Your answer must be the listing repeated word for word, without its pictures.
++++++++++++++++++++
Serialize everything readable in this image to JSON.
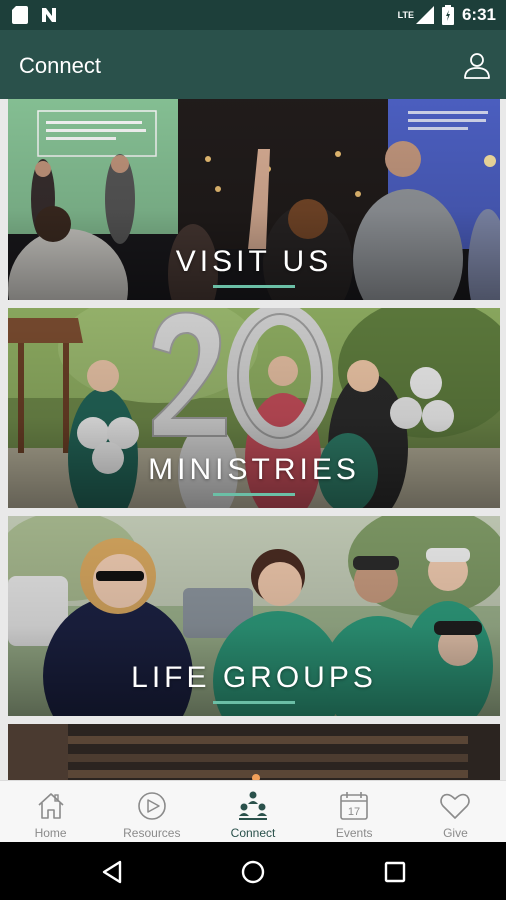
{
  "status_bar": {
    "time": "6:31",
    "network": "LTE"
  },
  "app_bar": {
    "title": "Connect",
    "profile_icon": "person-outline-icon"
  },
  "cards": [
    {
      "label": "VISIT US"
    },
    {
      "label": "MINISTRIES"
    },
    {
      "label": "LIFE GROUPS"
    },
    {
      "label": ""
    }
  ],
  "bottom_nav": {
    "items": [
      {
        "label": "Home",
        "icon": "home-icon"
      },
      {
        "label": "Resources",
        "icon": "play-circle-icon"
      },
      {
        "label": "Connect",
        "icon": "people-icon",
        "active": true
      },
      {
        "label": "Events",
        "icon": "calendar-icon",
        "day": "17"
      },
      {
        "label": "Give",
        "icon": "heart-icon"
      }
    ]
  },
  "colors": {
    "primary": "#2a514b",
    "status_bar": "#1d3f3a",
    "accent": "#6bbfa6"
  }
}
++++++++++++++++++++
EXERCISE RESULT →
Serialize everything readable in this image to JSON.
{
  "status_bar": {
    "time": "6:31",
    "network": "LTE"
  },
  "app_bar": {
    "title": "Connect",
    "profile_icon": "person-outline-icon"
  },
  "cards": [
    {
      "label": "VISIT US"
    },
    {
      "label": "MINISTRIES"
    },
    {
      "label": "LIFE GROUPS"
    },
    {
      "label": ""
    }
  ],
  "bottom_nav": {
    "items": [
      {
        "label": "Home",
        "icon": "home-icon"
      },
      {
        "label": "Resources",
        "icon": "play-circle-icon"
      },
      {
        "label": "Connect",
        "icon": "people-icon",
        "active": true
      },
      {
        "label": "Events",
        "icon": "calendar-icon",
        "day": "17"
      },
      {
        "label": "Give",
        "icon": "heart-icon"
      }
    ]
  },
  "colors": {
    "primary": "#2a514b",
    "status_bar": "#1d3f3a",
    "accent": "#6bbfa6"
  }
}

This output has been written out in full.